- Exercise instructions -
Wherever the word "this" appears in a line of the data, that line should be copied.

------------------------------------------------------------

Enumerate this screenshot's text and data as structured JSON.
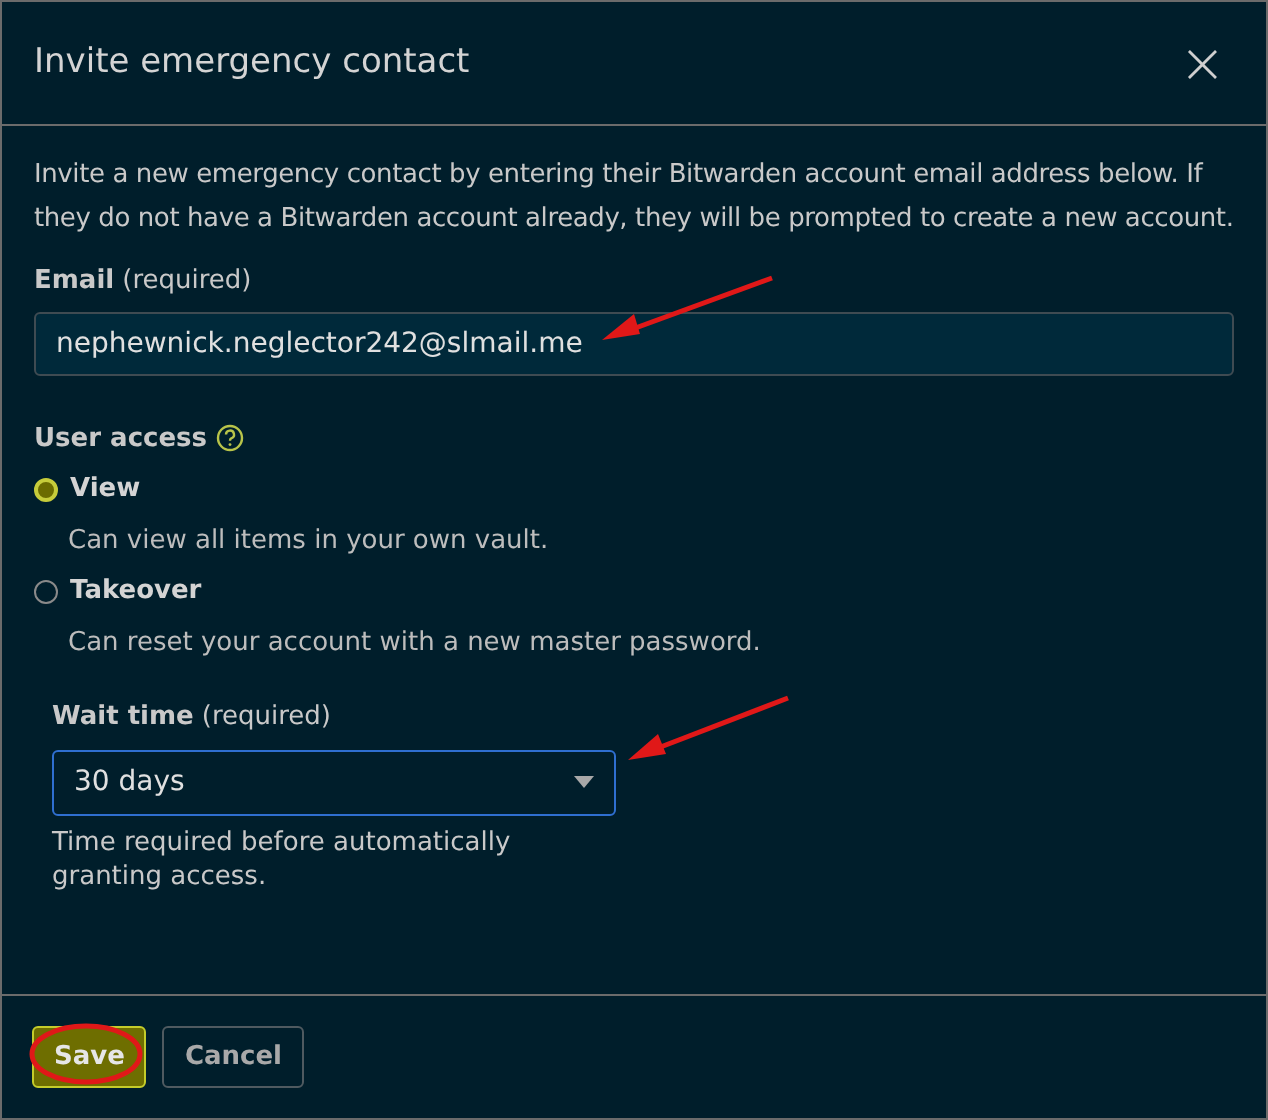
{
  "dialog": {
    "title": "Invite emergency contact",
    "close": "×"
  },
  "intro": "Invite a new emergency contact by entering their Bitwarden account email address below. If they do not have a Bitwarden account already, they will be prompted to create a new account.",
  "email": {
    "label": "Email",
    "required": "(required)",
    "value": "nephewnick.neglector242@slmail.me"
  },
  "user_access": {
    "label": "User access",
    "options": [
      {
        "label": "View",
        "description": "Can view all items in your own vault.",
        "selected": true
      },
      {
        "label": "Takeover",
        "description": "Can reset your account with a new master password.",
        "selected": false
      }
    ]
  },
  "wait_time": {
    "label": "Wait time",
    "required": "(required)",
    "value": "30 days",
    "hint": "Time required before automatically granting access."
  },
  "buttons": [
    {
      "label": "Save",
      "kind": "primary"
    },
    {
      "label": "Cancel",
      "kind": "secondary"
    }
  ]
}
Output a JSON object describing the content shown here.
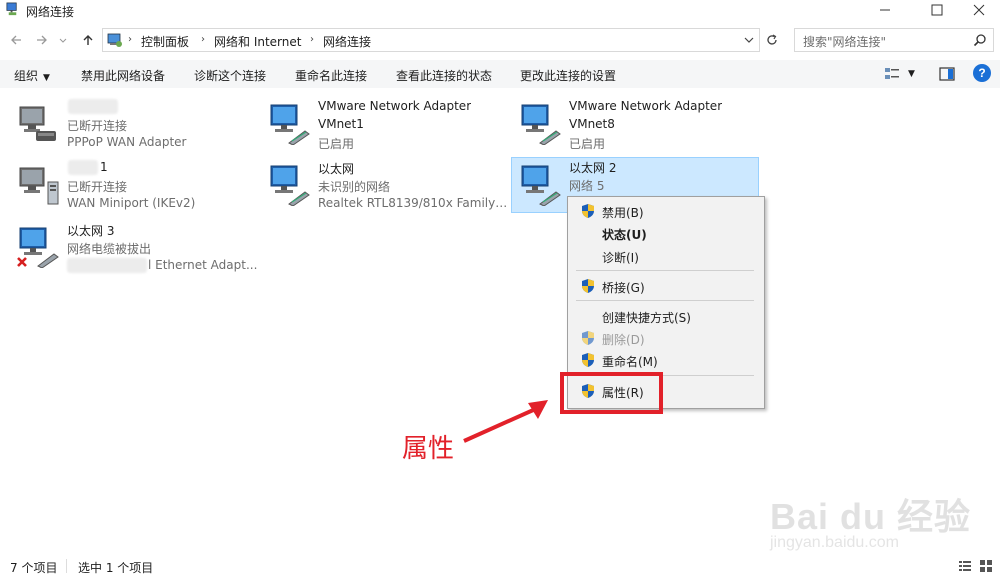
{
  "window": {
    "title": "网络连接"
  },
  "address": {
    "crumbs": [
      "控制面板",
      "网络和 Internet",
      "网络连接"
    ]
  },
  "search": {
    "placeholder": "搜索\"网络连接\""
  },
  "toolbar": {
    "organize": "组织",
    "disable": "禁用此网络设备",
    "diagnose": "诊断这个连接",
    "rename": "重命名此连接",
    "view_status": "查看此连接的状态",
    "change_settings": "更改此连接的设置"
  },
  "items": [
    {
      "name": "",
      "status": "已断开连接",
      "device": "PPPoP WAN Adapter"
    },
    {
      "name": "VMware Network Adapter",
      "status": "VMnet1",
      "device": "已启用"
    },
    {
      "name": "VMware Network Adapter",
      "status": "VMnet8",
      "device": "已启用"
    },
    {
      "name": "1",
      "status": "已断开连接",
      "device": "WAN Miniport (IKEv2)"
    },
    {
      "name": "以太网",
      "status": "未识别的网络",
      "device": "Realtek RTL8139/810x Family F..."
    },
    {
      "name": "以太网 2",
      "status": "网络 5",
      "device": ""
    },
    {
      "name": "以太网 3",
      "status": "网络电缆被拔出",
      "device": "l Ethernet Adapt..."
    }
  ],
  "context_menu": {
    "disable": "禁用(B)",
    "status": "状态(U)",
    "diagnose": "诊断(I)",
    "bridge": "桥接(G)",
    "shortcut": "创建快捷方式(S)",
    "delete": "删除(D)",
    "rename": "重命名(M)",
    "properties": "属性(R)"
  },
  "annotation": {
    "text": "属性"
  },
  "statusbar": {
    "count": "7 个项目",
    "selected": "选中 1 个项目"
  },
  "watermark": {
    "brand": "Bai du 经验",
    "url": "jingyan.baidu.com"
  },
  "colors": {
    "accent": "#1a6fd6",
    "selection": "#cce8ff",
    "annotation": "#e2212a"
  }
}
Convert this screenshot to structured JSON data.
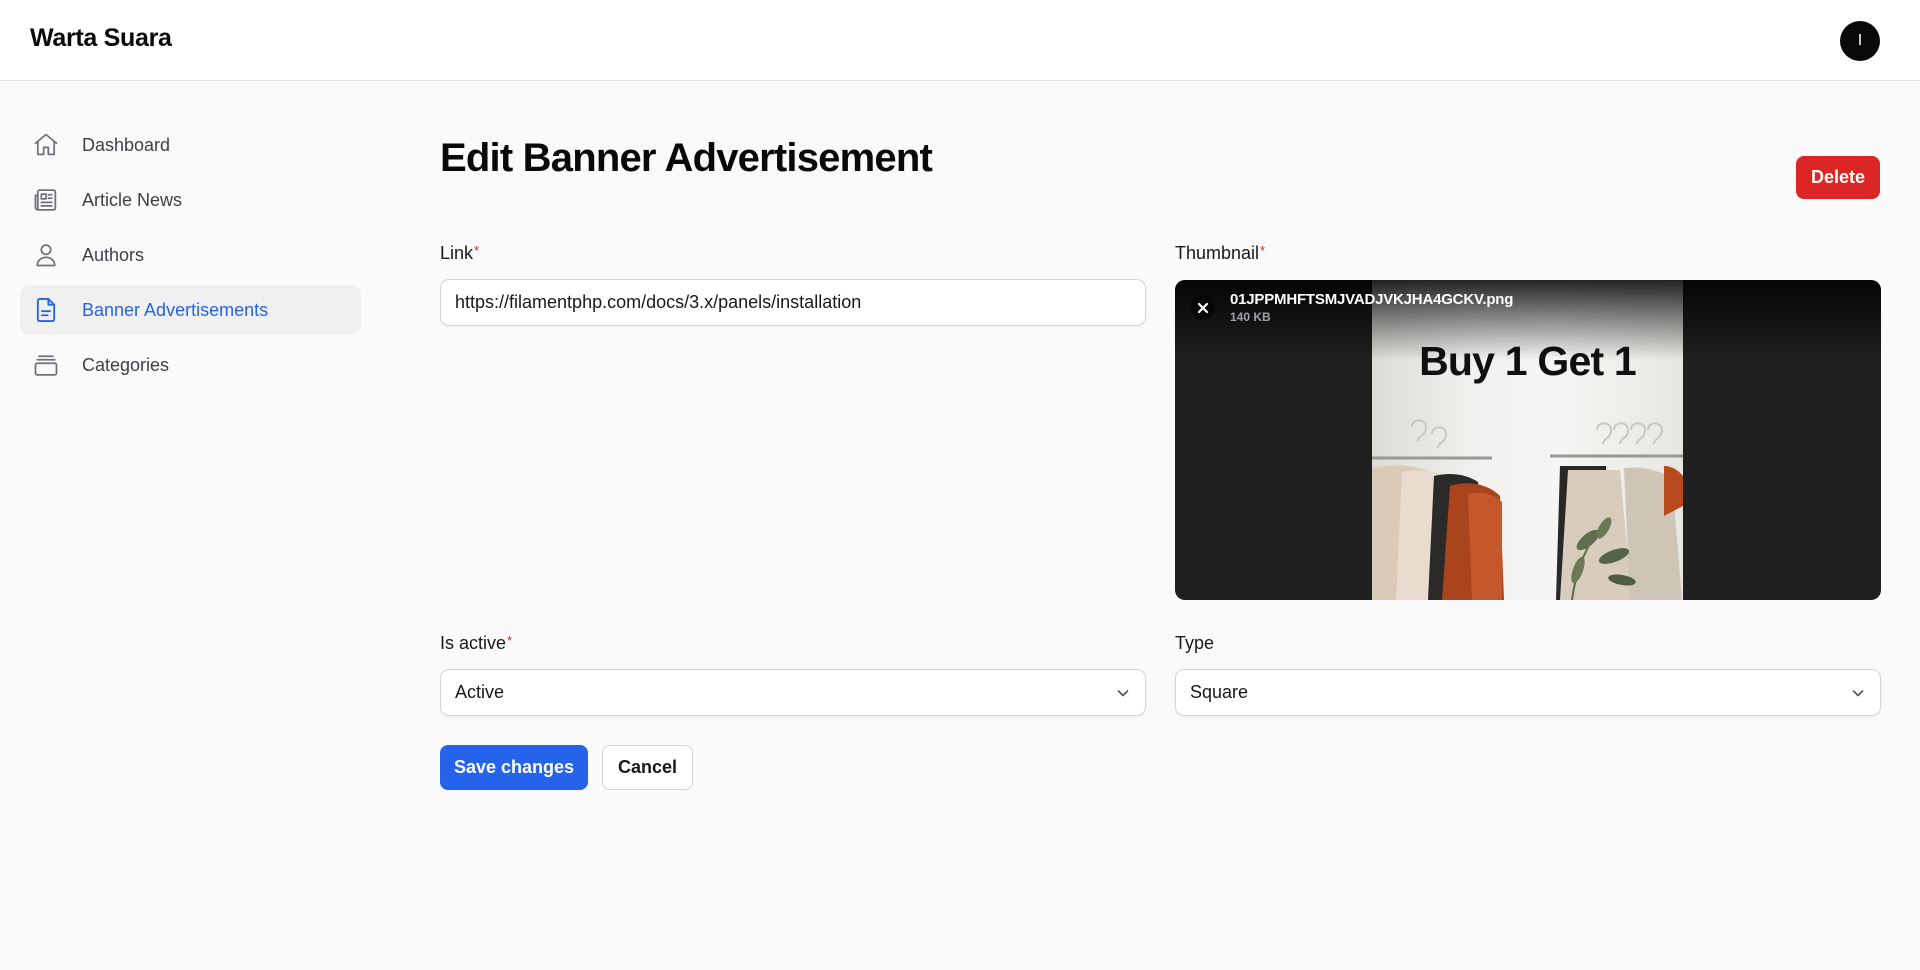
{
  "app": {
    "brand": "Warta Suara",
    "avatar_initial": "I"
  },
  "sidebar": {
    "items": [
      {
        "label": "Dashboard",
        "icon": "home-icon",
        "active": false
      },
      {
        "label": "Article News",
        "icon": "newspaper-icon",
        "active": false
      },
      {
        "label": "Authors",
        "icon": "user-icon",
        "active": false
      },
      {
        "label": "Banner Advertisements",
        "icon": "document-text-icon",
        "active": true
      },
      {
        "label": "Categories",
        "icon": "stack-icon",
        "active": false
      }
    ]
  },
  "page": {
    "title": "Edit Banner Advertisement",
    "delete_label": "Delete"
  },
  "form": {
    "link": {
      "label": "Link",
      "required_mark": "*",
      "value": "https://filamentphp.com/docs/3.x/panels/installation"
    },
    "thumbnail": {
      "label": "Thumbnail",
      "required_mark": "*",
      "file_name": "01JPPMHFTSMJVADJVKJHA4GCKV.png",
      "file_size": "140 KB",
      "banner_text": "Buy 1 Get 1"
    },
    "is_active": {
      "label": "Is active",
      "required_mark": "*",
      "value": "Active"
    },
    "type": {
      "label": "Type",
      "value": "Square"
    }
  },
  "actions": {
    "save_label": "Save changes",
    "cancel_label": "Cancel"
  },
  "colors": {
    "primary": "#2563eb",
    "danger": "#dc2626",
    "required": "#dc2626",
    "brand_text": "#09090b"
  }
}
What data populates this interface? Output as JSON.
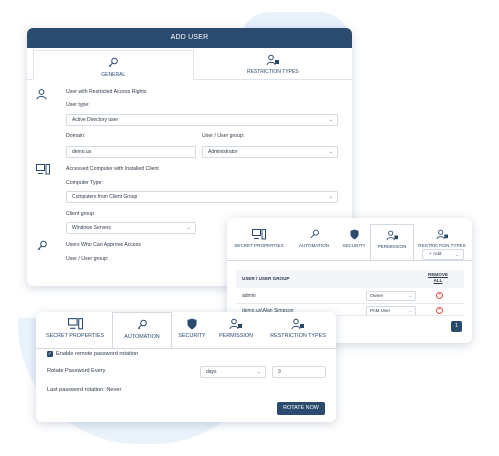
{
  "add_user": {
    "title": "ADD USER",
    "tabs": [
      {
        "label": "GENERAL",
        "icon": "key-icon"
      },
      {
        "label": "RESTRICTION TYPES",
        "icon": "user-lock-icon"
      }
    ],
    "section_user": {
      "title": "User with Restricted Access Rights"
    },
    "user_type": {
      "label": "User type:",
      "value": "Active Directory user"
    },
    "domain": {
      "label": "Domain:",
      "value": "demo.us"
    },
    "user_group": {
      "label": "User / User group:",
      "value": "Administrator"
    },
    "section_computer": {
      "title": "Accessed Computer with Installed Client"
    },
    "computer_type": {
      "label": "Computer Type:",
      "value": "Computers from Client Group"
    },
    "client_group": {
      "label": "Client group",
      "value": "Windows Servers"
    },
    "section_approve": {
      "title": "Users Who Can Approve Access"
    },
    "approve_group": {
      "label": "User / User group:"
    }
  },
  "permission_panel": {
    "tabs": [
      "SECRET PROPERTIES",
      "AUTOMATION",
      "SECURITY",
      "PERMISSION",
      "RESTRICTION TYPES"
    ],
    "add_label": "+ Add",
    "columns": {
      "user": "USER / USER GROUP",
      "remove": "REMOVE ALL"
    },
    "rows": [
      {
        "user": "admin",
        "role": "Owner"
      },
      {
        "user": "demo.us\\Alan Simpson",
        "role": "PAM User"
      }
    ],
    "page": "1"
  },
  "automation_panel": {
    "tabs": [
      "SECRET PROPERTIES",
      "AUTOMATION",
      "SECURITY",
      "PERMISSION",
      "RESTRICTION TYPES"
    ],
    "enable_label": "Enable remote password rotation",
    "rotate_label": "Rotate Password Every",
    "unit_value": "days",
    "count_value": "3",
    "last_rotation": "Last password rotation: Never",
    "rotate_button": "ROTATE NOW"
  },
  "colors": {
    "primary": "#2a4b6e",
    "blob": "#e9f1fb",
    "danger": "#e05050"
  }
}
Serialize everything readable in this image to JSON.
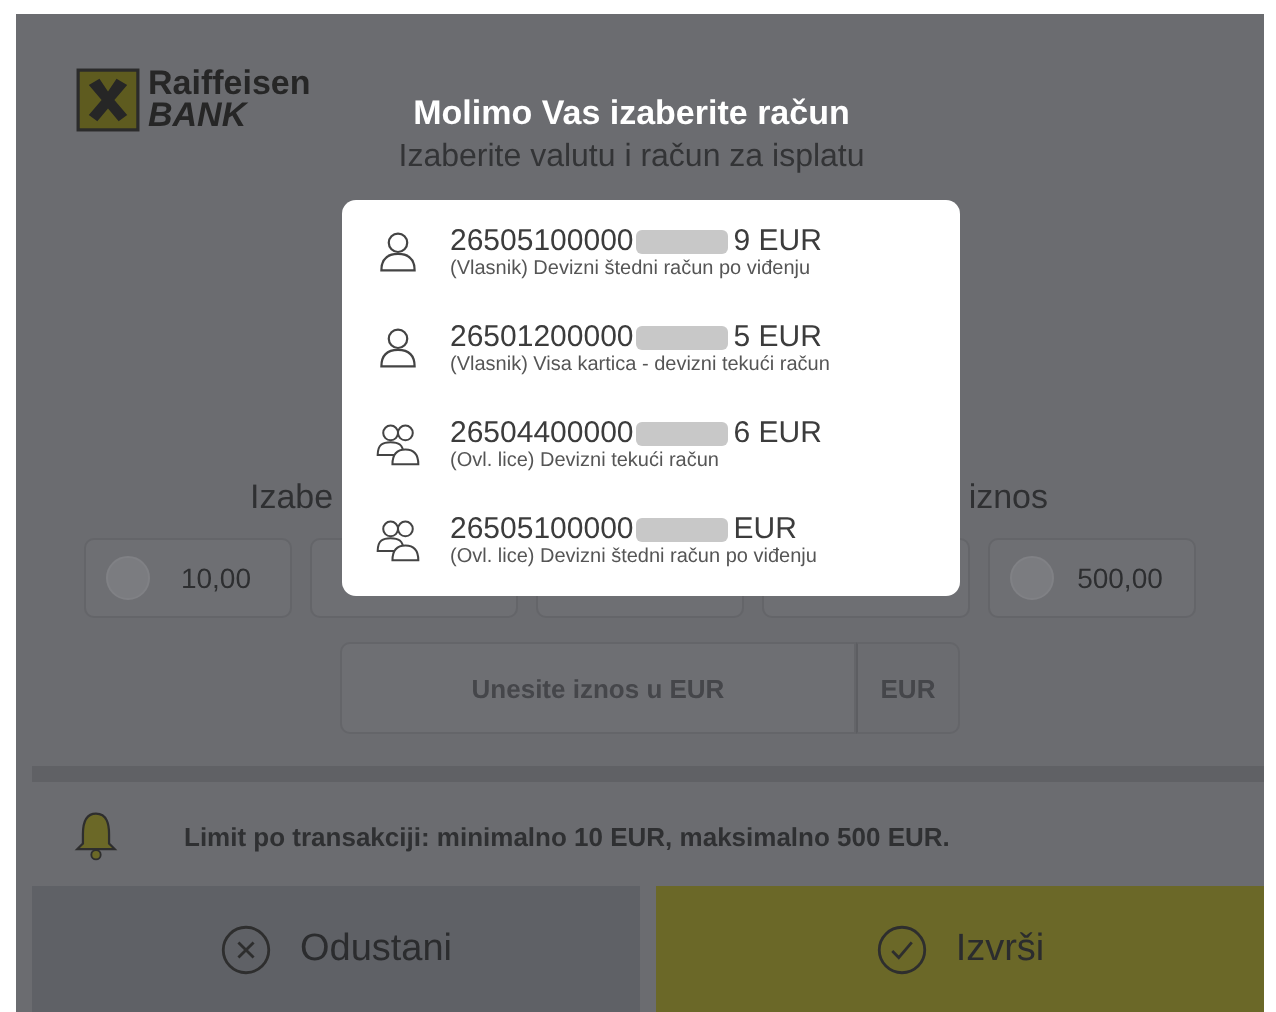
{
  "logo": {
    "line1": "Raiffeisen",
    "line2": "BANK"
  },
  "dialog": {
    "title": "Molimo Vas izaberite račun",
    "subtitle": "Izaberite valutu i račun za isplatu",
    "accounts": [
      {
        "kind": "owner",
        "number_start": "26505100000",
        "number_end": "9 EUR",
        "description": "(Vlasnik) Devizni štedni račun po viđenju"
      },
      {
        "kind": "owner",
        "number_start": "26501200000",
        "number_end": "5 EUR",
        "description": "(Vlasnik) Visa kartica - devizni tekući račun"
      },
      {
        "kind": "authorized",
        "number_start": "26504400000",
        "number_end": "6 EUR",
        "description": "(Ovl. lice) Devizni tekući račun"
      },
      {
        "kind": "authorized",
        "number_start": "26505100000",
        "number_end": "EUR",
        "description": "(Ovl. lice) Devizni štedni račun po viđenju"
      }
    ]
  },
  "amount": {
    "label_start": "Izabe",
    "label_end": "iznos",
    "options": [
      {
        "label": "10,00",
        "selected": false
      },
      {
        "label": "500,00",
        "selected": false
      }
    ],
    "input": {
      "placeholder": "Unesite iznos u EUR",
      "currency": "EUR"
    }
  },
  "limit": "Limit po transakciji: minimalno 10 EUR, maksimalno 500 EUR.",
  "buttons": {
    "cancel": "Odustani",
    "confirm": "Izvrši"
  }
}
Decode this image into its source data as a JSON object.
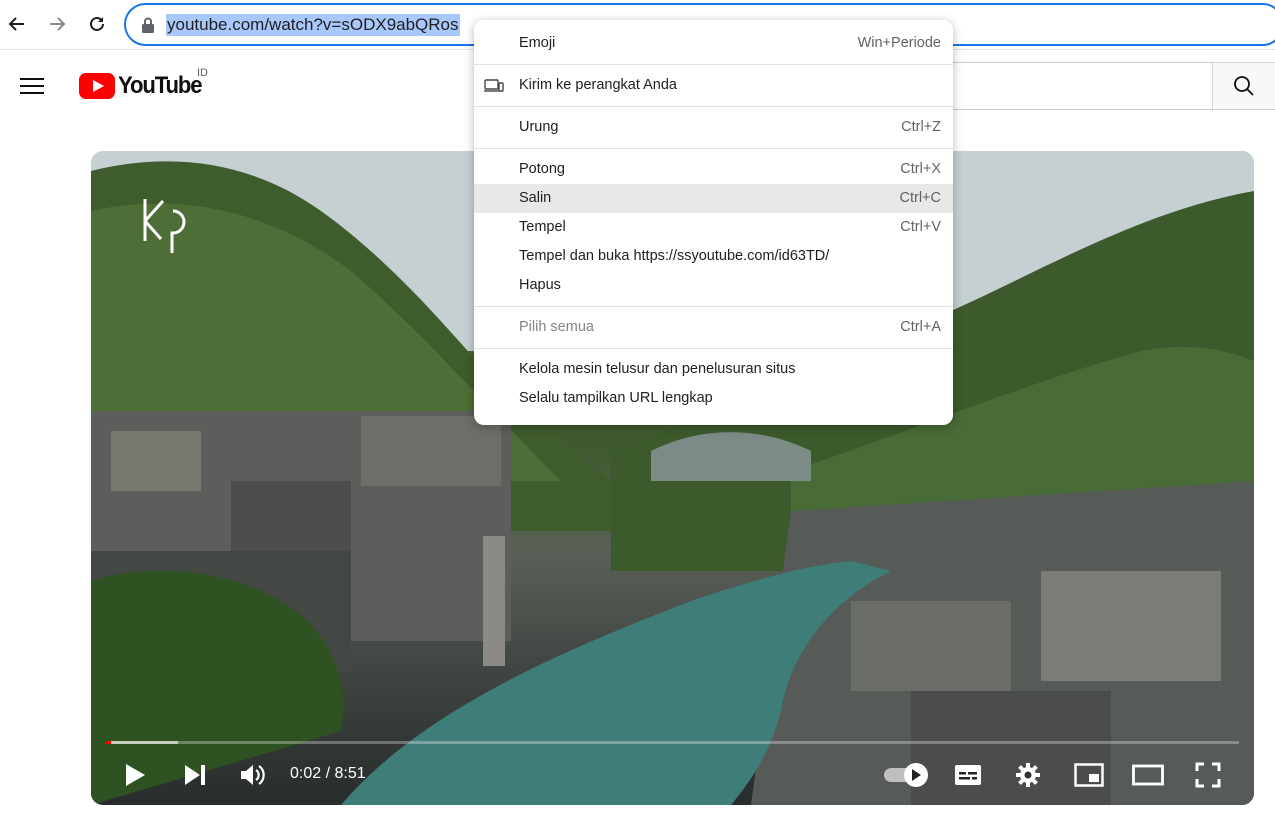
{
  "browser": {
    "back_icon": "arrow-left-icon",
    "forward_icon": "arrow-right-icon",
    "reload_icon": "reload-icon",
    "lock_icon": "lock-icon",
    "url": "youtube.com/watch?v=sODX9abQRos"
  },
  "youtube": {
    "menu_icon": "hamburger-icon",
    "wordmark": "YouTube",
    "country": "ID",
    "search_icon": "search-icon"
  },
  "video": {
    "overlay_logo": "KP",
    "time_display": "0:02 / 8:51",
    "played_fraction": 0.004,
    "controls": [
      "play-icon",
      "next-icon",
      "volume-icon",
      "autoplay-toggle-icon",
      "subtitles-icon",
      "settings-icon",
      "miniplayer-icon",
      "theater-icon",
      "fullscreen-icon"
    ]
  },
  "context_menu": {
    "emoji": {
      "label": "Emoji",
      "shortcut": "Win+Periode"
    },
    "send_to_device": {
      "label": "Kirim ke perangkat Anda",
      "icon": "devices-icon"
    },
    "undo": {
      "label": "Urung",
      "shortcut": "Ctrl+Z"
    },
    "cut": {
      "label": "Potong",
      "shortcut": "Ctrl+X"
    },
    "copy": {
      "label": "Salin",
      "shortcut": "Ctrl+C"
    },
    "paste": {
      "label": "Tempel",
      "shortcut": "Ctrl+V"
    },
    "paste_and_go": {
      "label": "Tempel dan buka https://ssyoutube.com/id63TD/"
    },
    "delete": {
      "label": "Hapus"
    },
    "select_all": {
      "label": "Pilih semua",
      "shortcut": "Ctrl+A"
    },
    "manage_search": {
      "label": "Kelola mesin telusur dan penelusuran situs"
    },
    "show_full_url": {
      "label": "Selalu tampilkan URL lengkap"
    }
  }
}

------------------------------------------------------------

- Task answer -
Enumerate this screenshot's text and data as structured JSON.
Convert this screenshot to structured JSON data.
What data populates this interface? Output as JSON.
Serialize everything readable in this image to JSON.
Decode this image into its source data as a JSON object.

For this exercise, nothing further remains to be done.